Looking to the future, we need well rounded, young engineers who are exposed to the benefits and features of future technologies, so they can be creative and exploit these areas within the workplace. Every year new tools, new technologies, new materials and new processes are being invented and developed, but they are not being exploited as much as they could by engineers who may have excellent science and engineering skills; but don’t always know how to apply these tools creatively within the working environment.

Having a rich flow of informed graduate engineers who already understand the practical application of AM or who have the ability and thinking skills to consider how to apply AM in new ways, would provide the UK with an immediate competitive advantage over countries such as Germany, America and Japan, who are all already investing heavily in their knowledge base.

A greater appreciation of the power of creative thinking from schools, universities, industry and policy makers would make a significant improvement in the UK’s global standing as a centre for additive manufacturing and the wider engineering sector.

Kieron Salter is Managing Director of high performance engineering consultancy KW Special Projects.
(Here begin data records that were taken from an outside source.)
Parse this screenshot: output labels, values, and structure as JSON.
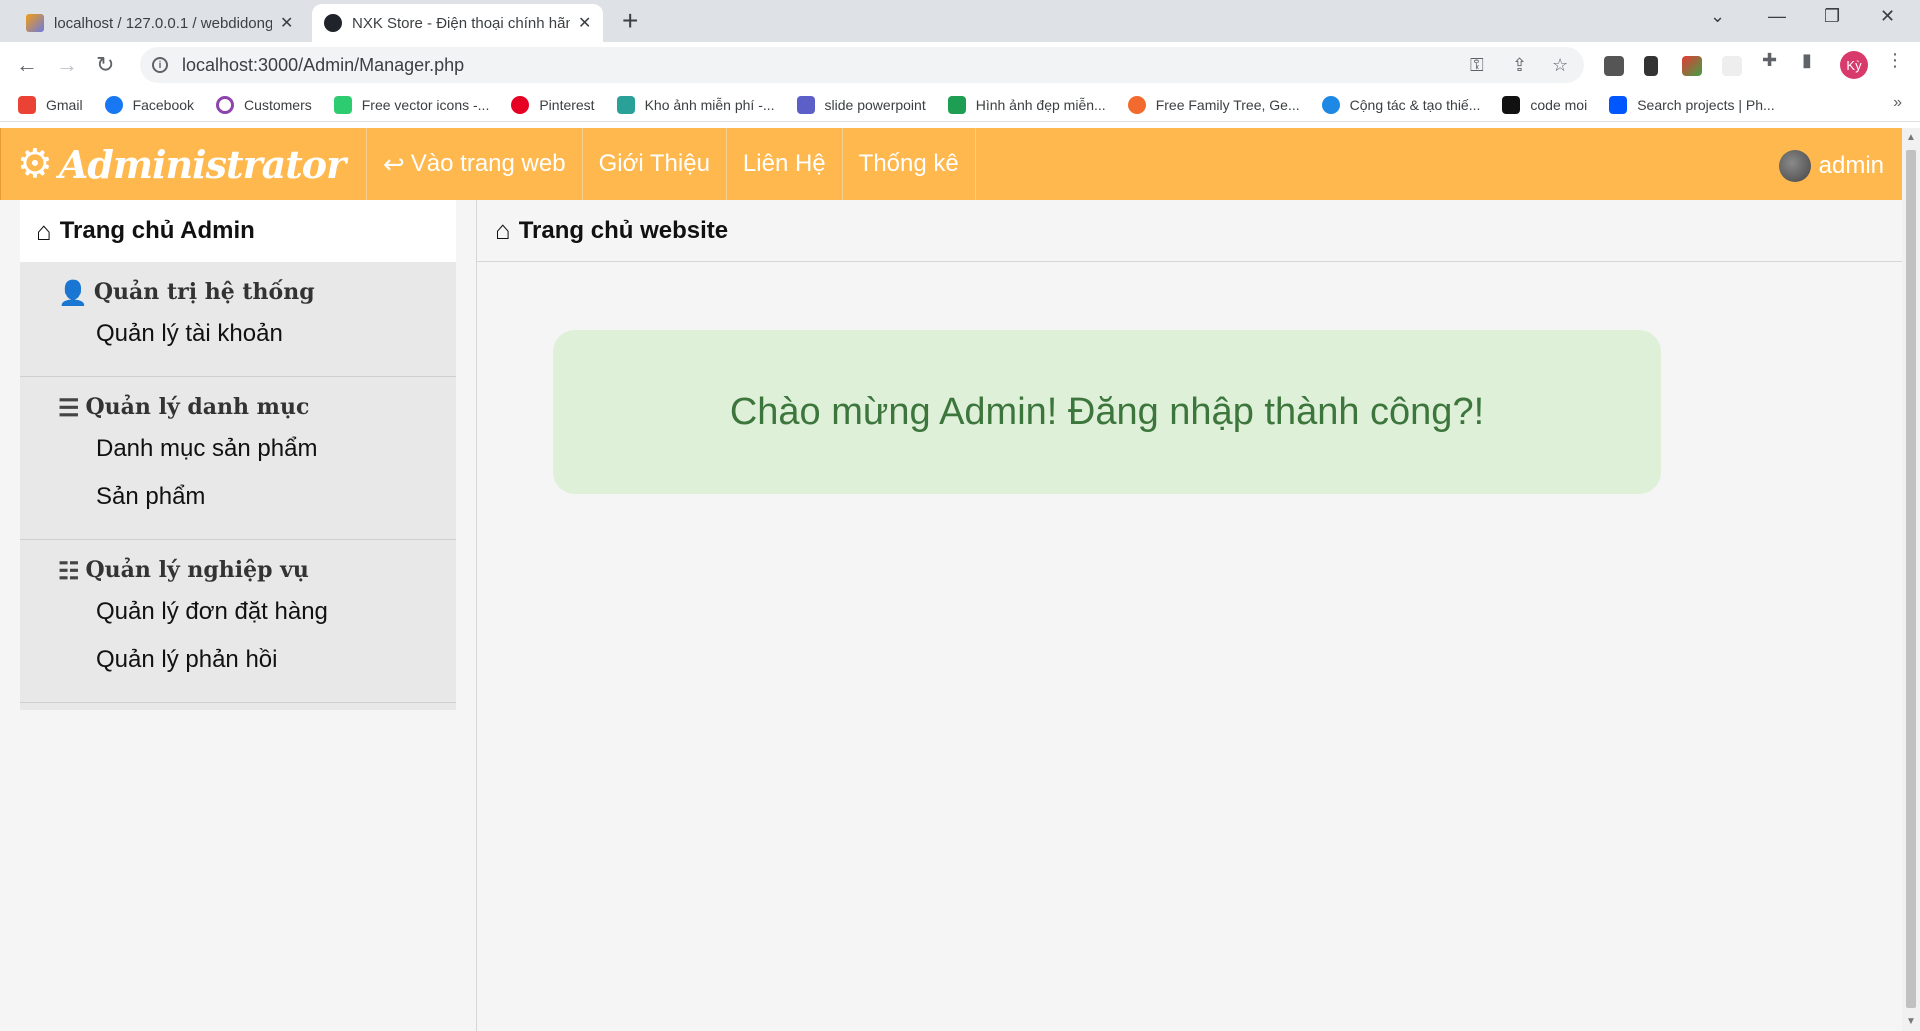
{
  "browser": {
    "tabs": [
      {
        "title": "localhost / 127.0.0.1 / webdidong",
        "icon": "phpmyadmin-icon",
        "active": false
      },
      {
        "title": "NXK Store - Điện thoại chính hãng",
        "icon": "react-icon",
        "active": true
      }
    ],
    "new_tab": "+",
    "url": "localhost:3000/Admin/Manager.php",
    "profile_initials": "Kỳ",
    "bookmarks": [
      {
        "label": "Gmail",
        "icon": "gmail-icon",
        "color": "#ea4335"
      },
      {
        "label": "Facebook",
        "icon": "facebook-icon",
        "color": "#1877f2"
      },
      {
        "label": "Customers",
        "icon": "circle-icon",
        "color": "#8e44ad"
      },
      {
        "label": "Free vector icons -...",
        "icon": "vector-icon",
        "color": "#2ecc71"
      },
      {
        "label": "Pinterest",
        "icon": "pinterest-icon",
        "color": "#e60023"
      },
      {
        "label": "Kho ảnh miễn phí -...",
        "icon": "image-icon",
        "color": "#2aa198"
      },
      {
        "label": "slide powerpoint",
        "icon": "slides-icon",
        "color": "#5b5fc7"
      },
      {
        "label": "Hình ảnh đẹp miễn...",
        "icon": "px-icon",
        "color": "#1e9e52"
      },
      {
        "label": "Free Family Tree, Ge...",
        "icon": "familytree-icon",
        "color": "#f26a2e"
      },
      {
        "label": "Cộng tác & tạo thiế...",
        "icon": "canva-icon",
        "color": "#1e88e5"
      },
      {
        "label": "code moi",
        "icon": "code-icon",
        "color": "#111111"
      },
      {
        "label": "Search projects | Ph...",
        "icon": "behance-icon",
        "color": "#0057ff"
      }
    ]
  },
  "topnav": {
    "brand": "Administrator",
    "links": [
      "Vào trang web",
      "Giới Thiệu",
      "Liên Hệ",
      "Thống kê"
    ],
    "user": "admin",
    "bg_color": "#ffb84d"
  },
  "sidebar": {
    "home": "Trang chủ Admin",
    "groups": [
      {
        "title": "Quản trị hệ thống",
        "icon": "user-icon",
        "items": [
          "Quản lý tài khoản"
        ]
      },
      {
        "title": "Quản lý danh mục",
        "icon": "list-icon",
        "items": [
          "Danh mục sản phẩm",
          "Sản phẩm"
        ]
      },
      {
        "title": "Quản lý nghiệp vụ",
        "icon": "stack-icon",
        "items": [
          "Quản lý đơn đặt hàng",
          "Quản lý phản hồi"
        ]
      }
    ]
  },
  "content": {
    "heading": "Trang chủ website",
    "welcome": "Chào mừng Admin! Đăng nhập thành công?!"
  }
}
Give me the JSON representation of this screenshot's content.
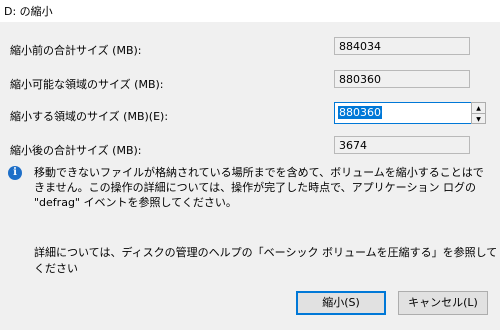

The firm contributed to the recent report on the UK’s national strategy for manufacturing.